**WHAT IS NEEDED:**
Scan the entries below for the string "update" and copy every line where it turns up.

**THE INPUT:**
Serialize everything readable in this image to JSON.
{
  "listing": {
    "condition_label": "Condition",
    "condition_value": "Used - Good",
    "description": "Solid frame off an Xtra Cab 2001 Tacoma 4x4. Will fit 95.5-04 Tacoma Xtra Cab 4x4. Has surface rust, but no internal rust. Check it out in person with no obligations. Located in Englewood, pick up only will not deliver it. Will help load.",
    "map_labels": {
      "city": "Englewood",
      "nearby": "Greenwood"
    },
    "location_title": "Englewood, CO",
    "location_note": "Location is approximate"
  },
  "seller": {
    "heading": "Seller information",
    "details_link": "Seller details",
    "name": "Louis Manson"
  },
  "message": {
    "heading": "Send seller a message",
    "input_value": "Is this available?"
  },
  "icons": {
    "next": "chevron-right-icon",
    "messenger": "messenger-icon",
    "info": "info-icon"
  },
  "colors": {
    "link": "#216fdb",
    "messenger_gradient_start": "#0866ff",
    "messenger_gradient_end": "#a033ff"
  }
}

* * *

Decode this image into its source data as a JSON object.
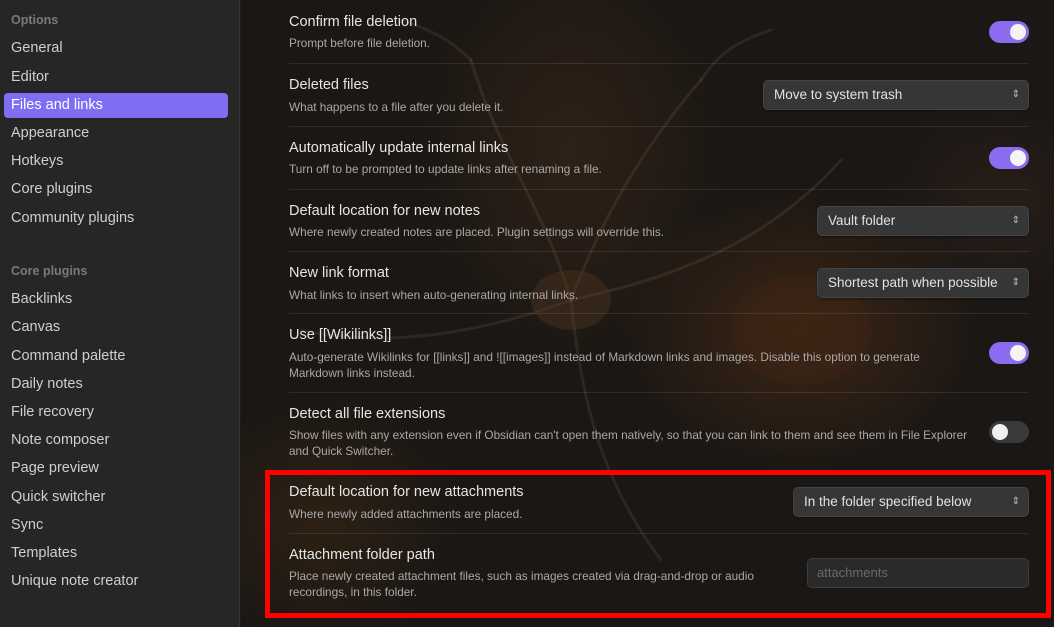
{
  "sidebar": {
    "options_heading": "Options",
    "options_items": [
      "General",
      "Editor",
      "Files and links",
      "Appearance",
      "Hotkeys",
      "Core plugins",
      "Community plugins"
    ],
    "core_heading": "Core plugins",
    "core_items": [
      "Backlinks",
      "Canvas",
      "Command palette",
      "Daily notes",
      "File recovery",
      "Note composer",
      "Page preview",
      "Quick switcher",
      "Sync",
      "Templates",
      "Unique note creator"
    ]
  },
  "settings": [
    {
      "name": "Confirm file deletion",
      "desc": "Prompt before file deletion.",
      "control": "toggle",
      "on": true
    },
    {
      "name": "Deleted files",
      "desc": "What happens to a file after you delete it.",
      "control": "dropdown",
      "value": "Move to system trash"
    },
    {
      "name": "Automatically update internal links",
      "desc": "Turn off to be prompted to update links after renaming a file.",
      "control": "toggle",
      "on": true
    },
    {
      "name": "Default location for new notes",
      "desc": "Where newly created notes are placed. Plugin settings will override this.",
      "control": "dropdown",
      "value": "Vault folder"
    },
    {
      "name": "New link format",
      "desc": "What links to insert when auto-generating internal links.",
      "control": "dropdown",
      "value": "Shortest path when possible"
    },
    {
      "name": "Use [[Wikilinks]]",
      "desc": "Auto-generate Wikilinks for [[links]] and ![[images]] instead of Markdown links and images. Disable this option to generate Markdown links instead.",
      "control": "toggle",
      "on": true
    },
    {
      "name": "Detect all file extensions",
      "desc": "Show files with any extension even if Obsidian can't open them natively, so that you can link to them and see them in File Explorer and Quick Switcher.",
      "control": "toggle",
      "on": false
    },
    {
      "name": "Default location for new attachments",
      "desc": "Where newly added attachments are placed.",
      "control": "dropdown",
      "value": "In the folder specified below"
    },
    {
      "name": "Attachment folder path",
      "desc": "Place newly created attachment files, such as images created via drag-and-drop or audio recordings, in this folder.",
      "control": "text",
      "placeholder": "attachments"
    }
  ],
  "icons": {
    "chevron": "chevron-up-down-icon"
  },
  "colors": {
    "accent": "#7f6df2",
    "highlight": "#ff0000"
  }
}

**RESPONSE TO THIS TASK:**
      "name": "Automatically update internal links",
      "desc": "Turn off to be prompted to update links after renaming a file.",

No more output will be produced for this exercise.